= Required work =
Throughout the records below, find each line holding "JSON" and copy it.

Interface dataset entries
————
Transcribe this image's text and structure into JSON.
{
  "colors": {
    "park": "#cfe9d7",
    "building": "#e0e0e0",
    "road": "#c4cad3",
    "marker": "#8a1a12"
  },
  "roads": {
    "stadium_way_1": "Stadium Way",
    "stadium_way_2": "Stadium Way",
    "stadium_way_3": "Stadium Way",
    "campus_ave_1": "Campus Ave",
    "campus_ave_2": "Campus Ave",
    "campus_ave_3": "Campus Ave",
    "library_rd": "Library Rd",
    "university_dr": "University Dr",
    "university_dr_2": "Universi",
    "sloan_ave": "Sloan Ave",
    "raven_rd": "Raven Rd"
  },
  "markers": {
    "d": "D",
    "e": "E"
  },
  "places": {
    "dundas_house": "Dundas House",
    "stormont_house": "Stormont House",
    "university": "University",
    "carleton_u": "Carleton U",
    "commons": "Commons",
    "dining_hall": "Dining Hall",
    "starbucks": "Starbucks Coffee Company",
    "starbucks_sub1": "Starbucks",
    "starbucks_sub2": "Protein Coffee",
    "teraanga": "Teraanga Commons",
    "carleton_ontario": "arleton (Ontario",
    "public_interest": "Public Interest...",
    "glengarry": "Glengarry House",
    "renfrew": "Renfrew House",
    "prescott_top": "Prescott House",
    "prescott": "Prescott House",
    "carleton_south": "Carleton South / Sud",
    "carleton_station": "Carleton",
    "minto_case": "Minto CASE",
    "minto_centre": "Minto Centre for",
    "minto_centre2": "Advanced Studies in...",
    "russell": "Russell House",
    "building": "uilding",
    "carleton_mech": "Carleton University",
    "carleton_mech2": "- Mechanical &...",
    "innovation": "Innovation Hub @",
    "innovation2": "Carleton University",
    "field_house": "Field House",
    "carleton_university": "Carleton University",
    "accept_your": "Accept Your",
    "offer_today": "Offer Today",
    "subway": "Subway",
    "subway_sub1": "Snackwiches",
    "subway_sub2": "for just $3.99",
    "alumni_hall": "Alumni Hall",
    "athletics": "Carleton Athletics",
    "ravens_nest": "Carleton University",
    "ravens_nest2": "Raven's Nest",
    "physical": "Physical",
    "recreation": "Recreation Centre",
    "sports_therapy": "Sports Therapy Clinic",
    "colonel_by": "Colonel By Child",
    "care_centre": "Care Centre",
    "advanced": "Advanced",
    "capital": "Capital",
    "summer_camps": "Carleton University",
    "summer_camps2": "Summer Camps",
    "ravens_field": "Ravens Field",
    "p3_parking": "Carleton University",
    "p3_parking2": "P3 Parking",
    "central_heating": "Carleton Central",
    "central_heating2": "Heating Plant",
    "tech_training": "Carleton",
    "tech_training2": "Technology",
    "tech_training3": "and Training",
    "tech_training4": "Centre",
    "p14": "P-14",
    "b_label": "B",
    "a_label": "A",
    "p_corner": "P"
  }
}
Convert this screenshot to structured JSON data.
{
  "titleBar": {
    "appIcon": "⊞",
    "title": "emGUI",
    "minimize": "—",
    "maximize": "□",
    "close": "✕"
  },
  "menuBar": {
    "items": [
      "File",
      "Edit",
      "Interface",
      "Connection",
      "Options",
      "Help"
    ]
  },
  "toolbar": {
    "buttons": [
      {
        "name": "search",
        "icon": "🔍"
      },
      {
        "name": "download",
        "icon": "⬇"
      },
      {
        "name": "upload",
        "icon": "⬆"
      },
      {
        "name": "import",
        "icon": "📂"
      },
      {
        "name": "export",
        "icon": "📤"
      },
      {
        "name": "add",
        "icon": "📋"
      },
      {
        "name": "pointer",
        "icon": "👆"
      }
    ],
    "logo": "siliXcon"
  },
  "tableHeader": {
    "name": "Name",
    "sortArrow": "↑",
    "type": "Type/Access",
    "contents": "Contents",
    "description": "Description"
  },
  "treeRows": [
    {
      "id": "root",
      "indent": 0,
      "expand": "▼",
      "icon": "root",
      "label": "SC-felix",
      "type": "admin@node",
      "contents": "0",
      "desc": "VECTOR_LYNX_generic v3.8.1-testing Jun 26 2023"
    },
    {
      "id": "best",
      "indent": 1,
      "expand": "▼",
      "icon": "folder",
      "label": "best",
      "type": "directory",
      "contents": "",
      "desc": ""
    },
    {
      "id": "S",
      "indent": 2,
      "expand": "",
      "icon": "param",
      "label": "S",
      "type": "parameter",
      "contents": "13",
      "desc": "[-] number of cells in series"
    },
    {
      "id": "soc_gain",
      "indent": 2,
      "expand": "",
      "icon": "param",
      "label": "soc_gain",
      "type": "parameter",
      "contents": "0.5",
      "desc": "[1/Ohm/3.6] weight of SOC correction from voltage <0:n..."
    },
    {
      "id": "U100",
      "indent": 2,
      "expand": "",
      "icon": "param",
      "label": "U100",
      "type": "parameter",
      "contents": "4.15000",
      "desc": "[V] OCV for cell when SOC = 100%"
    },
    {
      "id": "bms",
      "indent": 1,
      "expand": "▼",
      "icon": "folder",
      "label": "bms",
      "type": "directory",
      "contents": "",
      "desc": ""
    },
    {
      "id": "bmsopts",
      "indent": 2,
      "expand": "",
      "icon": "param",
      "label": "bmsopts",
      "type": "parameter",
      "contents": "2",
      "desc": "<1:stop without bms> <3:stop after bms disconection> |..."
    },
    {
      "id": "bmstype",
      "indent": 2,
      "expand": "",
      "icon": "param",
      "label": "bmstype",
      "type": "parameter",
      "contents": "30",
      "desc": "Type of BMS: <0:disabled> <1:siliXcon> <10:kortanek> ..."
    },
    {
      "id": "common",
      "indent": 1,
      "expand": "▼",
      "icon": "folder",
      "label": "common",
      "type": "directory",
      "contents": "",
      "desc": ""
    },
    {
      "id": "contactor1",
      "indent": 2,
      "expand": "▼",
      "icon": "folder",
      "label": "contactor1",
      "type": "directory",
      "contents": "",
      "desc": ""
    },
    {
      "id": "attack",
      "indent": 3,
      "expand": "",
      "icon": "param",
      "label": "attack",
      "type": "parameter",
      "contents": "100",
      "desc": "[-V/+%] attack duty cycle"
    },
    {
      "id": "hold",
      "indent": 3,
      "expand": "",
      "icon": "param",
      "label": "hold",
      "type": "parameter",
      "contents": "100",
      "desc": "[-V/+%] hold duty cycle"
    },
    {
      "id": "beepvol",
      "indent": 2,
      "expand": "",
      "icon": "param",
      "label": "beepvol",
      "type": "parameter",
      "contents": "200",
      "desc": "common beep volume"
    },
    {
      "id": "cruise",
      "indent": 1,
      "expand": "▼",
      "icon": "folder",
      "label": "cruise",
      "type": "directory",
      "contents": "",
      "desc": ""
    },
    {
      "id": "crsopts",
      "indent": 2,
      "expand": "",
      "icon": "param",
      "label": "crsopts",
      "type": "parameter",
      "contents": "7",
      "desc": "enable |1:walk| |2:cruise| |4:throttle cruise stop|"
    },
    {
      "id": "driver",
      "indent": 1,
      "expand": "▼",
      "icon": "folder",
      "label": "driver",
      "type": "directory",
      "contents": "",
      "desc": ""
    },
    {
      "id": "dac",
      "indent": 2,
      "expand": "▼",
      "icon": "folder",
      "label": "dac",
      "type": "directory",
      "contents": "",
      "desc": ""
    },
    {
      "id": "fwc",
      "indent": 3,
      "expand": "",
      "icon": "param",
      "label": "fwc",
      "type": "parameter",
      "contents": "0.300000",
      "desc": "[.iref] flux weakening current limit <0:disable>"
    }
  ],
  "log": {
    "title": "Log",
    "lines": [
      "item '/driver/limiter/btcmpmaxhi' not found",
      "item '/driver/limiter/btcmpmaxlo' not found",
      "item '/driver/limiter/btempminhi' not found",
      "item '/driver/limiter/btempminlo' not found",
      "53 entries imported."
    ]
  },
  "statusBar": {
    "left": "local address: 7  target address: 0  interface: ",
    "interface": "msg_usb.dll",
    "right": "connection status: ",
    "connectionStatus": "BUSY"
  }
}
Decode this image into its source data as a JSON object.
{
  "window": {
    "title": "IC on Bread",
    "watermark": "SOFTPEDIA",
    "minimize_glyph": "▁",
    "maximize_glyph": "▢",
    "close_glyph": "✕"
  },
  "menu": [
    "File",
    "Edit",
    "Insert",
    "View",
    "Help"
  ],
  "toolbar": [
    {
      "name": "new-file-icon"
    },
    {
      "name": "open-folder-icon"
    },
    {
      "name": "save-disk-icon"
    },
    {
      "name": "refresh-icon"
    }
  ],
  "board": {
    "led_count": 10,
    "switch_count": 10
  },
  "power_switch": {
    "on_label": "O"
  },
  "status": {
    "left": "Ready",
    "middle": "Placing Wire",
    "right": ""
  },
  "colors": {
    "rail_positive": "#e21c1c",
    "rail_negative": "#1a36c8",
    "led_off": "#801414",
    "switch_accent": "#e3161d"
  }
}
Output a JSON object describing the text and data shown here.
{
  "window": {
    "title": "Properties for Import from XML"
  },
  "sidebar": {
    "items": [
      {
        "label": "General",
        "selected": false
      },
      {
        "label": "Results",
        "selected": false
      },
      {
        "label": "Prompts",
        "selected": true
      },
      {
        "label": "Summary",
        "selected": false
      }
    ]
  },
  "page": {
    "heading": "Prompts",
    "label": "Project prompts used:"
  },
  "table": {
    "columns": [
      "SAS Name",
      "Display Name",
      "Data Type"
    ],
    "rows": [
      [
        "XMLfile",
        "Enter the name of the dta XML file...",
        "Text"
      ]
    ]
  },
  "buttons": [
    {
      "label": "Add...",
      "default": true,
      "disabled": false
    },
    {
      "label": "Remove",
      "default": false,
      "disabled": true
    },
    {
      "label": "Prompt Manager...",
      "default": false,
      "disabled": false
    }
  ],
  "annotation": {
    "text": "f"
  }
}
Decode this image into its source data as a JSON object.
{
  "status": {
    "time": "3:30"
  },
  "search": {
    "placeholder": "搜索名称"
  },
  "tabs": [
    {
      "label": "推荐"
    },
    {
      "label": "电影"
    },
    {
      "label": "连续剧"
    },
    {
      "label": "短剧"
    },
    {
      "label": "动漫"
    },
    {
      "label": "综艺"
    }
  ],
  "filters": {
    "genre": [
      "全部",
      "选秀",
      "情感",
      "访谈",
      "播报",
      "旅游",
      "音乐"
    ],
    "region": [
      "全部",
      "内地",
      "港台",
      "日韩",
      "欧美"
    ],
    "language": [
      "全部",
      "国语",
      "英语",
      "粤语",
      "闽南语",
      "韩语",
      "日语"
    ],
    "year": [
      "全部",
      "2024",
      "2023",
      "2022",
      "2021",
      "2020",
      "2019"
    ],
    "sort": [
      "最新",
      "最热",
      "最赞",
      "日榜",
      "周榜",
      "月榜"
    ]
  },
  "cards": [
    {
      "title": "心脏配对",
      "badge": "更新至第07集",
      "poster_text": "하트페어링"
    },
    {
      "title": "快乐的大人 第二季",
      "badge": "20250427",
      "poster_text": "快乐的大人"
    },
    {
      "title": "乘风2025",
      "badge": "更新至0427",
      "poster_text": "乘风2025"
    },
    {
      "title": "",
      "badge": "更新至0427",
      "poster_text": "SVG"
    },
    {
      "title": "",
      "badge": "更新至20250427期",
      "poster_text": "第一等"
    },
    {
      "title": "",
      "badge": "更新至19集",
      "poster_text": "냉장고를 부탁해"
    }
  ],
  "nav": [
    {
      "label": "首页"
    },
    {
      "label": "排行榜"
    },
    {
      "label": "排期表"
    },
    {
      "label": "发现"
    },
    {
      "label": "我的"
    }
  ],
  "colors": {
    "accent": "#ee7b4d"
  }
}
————
= Answer for the task =
Transcribe this image's text and structure into JSON.
Convert this screenshot to structured JSON data.
Decode this image into its source data as a JSON object.
Output a JSON object describing the text and data shown here.
Decode this image into its source data as a JSON object.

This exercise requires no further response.